- [Work to complete] Scan the records for the word "firstName". Copy each line that includes it.

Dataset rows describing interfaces
[Start of section]
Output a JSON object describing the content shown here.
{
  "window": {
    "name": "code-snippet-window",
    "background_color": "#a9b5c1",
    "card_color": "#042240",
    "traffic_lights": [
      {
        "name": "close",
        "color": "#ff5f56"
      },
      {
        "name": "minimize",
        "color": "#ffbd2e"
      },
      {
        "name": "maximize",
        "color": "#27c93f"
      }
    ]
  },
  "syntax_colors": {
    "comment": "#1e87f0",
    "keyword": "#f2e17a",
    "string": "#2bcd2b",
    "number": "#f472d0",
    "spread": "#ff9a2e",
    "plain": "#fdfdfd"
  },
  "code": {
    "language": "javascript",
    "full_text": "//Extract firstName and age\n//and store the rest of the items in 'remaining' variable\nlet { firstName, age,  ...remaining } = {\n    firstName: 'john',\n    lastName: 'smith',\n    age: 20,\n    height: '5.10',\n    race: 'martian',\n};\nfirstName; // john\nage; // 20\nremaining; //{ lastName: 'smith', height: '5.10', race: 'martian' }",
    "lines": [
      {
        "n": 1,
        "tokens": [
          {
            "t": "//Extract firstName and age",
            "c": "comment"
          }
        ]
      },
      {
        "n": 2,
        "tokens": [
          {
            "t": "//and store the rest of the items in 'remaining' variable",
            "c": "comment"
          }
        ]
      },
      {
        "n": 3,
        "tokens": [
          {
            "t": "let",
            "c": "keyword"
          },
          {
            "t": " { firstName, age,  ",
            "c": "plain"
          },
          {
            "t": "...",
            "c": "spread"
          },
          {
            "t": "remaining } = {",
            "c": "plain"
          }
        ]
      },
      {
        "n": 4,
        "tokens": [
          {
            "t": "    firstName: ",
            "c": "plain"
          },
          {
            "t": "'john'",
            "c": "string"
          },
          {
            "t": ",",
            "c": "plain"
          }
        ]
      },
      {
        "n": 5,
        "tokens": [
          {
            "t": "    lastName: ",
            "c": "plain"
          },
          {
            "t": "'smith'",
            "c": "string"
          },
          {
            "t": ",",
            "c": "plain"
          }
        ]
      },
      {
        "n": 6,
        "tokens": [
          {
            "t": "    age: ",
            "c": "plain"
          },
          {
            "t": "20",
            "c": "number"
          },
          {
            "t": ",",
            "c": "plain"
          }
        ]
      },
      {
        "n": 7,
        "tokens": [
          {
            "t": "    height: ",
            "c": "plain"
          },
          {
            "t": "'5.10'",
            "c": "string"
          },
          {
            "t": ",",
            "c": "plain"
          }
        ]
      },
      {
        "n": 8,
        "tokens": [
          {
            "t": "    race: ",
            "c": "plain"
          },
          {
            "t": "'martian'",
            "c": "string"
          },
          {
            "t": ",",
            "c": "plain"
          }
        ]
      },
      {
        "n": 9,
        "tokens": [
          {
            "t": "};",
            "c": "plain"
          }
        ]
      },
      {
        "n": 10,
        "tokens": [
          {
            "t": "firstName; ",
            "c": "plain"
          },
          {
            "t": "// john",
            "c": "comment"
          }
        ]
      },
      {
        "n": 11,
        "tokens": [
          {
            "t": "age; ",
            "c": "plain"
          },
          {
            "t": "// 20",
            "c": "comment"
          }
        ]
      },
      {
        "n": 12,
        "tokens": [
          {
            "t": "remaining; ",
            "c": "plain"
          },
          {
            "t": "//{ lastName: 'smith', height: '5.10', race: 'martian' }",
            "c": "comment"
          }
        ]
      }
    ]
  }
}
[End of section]
- [Task response]
    "full_text": "//Extract firstName and age\n//and store the rest of the items in 'remaining' variable\nlet { firstName, age,  ...remaining } = {\n    firstName: 'john',\n    lastName: 'smith',\n    age: 20,\n    height: '5.10',\n    race: 'martian',\n};\nfirstName; // john\nage; // 20\nremaining; //{ lastName: 'smith', height: '5.10', race: 'martian' }",
            "t": "//Extract firstName and age",
            "t": " { firstName, age,  ",
            "t": "    firstName: ",
            "t": "firstName; ",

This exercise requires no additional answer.